==== RECORDS SUPPLIED ====

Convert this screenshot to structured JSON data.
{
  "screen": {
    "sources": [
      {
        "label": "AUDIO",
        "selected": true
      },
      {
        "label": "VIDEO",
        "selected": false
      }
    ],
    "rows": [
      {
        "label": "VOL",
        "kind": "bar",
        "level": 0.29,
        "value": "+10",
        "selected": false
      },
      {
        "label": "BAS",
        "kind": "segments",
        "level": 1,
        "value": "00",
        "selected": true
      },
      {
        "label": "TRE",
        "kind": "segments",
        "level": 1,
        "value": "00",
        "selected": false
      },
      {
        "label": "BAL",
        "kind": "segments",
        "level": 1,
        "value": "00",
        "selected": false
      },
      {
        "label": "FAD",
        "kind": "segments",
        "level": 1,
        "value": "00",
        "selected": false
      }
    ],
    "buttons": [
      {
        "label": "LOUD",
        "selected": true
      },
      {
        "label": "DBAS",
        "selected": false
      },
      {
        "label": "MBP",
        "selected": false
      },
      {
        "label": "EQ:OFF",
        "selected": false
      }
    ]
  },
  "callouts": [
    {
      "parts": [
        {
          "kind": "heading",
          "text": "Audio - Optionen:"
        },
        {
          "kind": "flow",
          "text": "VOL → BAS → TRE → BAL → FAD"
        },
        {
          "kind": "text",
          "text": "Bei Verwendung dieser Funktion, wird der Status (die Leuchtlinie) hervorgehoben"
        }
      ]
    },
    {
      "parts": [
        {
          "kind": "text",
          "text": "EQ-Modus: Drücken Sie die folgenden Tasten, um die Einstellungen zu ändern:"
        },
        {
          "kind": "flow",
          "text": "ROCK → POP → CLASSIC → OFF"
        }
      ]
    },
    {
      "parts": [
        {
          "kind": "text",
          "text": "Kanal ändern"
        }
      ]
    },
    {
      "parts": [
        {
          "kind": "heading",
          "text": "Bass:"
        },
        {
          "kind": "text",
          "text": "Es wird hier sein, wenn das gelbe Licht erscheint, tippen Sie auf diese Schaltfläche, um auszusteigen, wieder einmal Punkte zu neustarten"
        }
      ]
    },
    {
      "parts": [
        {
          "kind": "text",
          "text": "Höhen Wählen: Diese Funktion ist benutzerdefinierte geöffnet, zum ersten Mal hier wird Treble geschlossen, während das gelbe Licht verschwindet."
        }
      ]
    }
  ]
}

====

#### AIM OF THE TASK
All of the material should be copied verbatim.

#### SOLUTION TO THIS PROBLEM
Convert this screenshot to structured JSON data.
{
  "screen": {
    "sources": [
      {
        "label": "AUDIO",
        "selected": true
      },
      {
        "label": "VIDEO",
        "selected": false
      }
    ],
    "rows": [
      {
        "label": "VOL",
        "kind": "bar",
        "level": 0.29,
        "value": "+10",
        "selected": false
      },
      {
        "label": "BAS",
        "kind": "segments",
        "level": 1,
        "value": "00",
        "selected": true
      },
      {
        "label": "TRE",
        "kind": "segments",
        "level": 1,
        "value": "00",
        "selected": false
      },
      {
        "label": "BAL",
        "kind": "segments",
        "level": 1,
        "value": "00",
        "selected": false
      },
      {
        "label": "FAD",
        "kind": "segments",
        "level": 1,
        "value": "00",
        "selected": false
      }
    ],
    "buttons": [
      {
        "label": "LOUD",
        "selected": true
      },
      {
        "label": "DBAS",
        "selected": false
      },
      {
        "label": "MBP",
        "selected": false
      },
      {
        "label": "EQ:OFF",
        "selected": false
      }
    ]
  },
  "callouts": [
    {
      "parts": [
        {
          "kind": "heading",
          "text": "Audio - Optionen:"
        },
        {
          "kind": "flow",
          "text": "VOL → BAS → TRE → BAL → FAD"
        },
        {
          "kind": "text",
          "text": "Bei Verwendung dieser Funktion, wird der Status (die Leuchtlinie) hervorgehoben"
        }
      ]
    },
    {
      "parts": [
        {
          "kind": "text",
          "text": "EQ-Modus: Drücken Sie die folgenden Tasten, um die Einstellungen zu ändern:"
        },
        {
          "kind": "flow",
          "text": "ROCK → POP → CLASSIC → OFF"
        }
      ]
    },
    {
      "parts": [
        {
          "kind": "text",
          "text": "Kanal ändern"
        }
      ]
    },
    {
      "parts": [
        {
          "kind": "heading",
          "text": "Bass:"
        },
        {
          "kind": "text",
          "text": "Es wird hier sein, wenn das gelbe Licht erscheint, tippen Sie auf diese Schaltfläche, um auszusteigen, wieder einmal Punkte zu neustarten"
        }
      ]
    },
    {
      "parts": [
        {
          "kind": "text",
          "text": "Höhen Wählen: Diese Funktion ist benutzerdefinierte geöffnet, zum ersten Mal hier wird Treble geschlossen, während das gelbe Licht verschwindet."
        }
      ]
    }
  ]
}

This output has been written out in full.